Every entry, from the first line to the last, should be output exactly.

* MATERIAL TO PROCESS
--- START ---

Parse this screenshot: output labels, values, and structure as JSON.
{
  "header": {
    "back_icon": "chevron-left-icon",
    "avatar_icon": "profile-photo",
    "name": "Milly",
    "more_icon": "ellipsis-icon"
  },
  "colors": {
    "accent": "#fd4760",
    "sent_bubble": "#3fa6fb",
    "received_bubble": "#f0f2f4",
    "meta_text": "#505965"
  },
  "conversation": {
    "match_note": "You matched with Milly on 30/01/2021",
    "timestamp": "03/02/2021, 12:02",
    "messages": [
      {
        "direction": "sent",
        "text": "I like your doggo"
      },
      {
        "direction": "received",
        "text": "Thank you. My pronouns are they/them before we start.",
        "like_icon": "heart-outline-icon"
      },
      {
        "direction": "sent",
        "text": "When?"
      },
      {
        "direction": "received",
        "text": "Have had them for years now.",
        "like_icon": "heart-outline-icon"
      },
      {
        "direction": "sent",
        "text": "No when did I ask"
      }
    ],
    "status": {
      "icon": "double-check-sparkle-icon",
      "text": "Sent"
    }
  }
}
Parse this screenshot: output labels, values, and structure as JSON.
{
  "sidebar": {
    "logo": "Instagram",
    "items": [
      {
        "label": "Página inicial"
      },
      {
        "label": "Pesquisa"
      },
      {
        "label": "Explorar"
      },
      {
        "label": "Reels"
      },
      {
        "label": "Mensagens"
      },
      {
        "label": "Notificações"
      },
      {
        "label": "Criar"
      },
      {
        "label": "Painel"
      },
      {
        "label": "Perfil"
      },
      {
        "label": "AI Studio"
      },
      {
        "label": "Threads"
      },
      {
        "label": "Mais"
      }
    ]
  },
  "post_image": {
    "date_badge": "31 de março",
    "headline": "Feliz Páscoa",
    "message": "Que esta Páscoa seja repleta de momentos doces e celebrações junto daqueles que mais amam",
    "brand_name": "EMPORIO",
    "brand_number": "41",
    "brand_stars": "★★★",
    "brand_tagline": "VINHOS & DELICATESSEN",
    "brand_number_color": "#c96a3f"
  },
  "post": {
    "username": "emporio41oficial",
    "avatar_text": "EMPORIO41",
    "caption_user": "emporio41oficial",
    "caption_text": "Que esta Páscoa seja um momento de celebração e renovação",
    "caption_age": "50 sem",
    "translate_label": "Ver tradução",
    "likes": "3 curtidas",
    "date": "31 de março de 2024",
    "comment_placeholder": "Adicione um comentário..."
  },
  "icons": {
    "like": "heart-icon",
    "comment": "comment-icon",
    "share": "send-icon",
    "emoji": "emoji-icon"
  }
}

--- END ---

* TASK RESPONSE
Parse this screenshot: output labels, values, and structure as JSON.
{
  "header": {
    "back_icon": "chevron-left-icon",
    "avatar_icon": "profile-photo",
    "name": "Milly",
    "more_icon": "ellipsis-icon"
  },
  "colors": {
    "accent": "#fd4760",
    "sent_bubble": "#3fa6fb",
    "received_bubble": "#f0f2f4",
    "meta_text": "#505965"
  },
  "conversation": {
    "match_note": "You matched with Milly on 30/01/2021",
    "timestamp": "03/02/2021, 12:02",
    "messages": [
      {
        "direction": "sent",
        "text": "I like your doggo"
      },
      {
        "direction": "received",
        "text": "Thank you. My pronouns are they/them before we start.",
        "like_icon": "heart-outline-icon"
      },
      {
        "direction": "sent",
        "text": "When?"
      },
      {
        "direction": "received",
        "text": "Have had them for years now.",
        "like_icon": "heart-outline-icon"
      },
      {
        "direction": "sent",
        "text": "No when did I ask"
      }
    ],
    "status": {
      "icon": "double-check-sparkle-icon",
      "text": "Sent"
    }
  }
}
Parse this screenshot: output labels, values, and structure as JSON.
{
  "sidebar": {
    "logo": "Instagram",
    "items": [
      {
        "label": "Página inicial"
      },
      {
        "label": "Pesquisa"
      },
      {
        "label": "Explorar"
      },
      {
        "label": "Reels"
      },
      {
        "label": "Mensagens"
      },
      {
        "label": "Notificações"
      },
      {
        "label": "Criar"
      },
      {
        "label": "Painel"
      },
      {
        "label": "Perfil"
      },
      {
        "label": "AI Studio"
      },
      {
        "label": "Threads"
      },
      {
        "label": "Mais"
      }
    ]
  },
  "post_image": {
    "date_badge": "31 de março",
    "headline": "Feliz Páscoa",
    "message": "Que esta Páscoa seja repleta de momentos doces e celebrações junto daqueles que mais amam",
    "brand_name": "EMPORIO",
    "brand_number": "41",
    "brand_stars": "★★★",
    "brand_tagline": "VINHOS & DELICATESSEN",
    "brand_number_color": "#c96a3f"
  },
  "post": {
    "username": "emporio41oficial",
    "avatar_text": "EMPORIO41",
    "caption_user": "emporio41oficial",
    "caption_text": "Que esta Páscoa seja um momento de celebração e renovação",
    "caption_age": "50 sem",
    "translate_label": "Ver tradução",
    "likes": "3 curtidas",
    "date": "31 de março de 2024",
    "comment_placeholder": "Adicione um comentário..."
  },
  "icons": {
    "like": "heart-icon",
    "comment": "comment-icon",
    "share": "send-icon",
    "emoji": "emoji-icon"
  }
}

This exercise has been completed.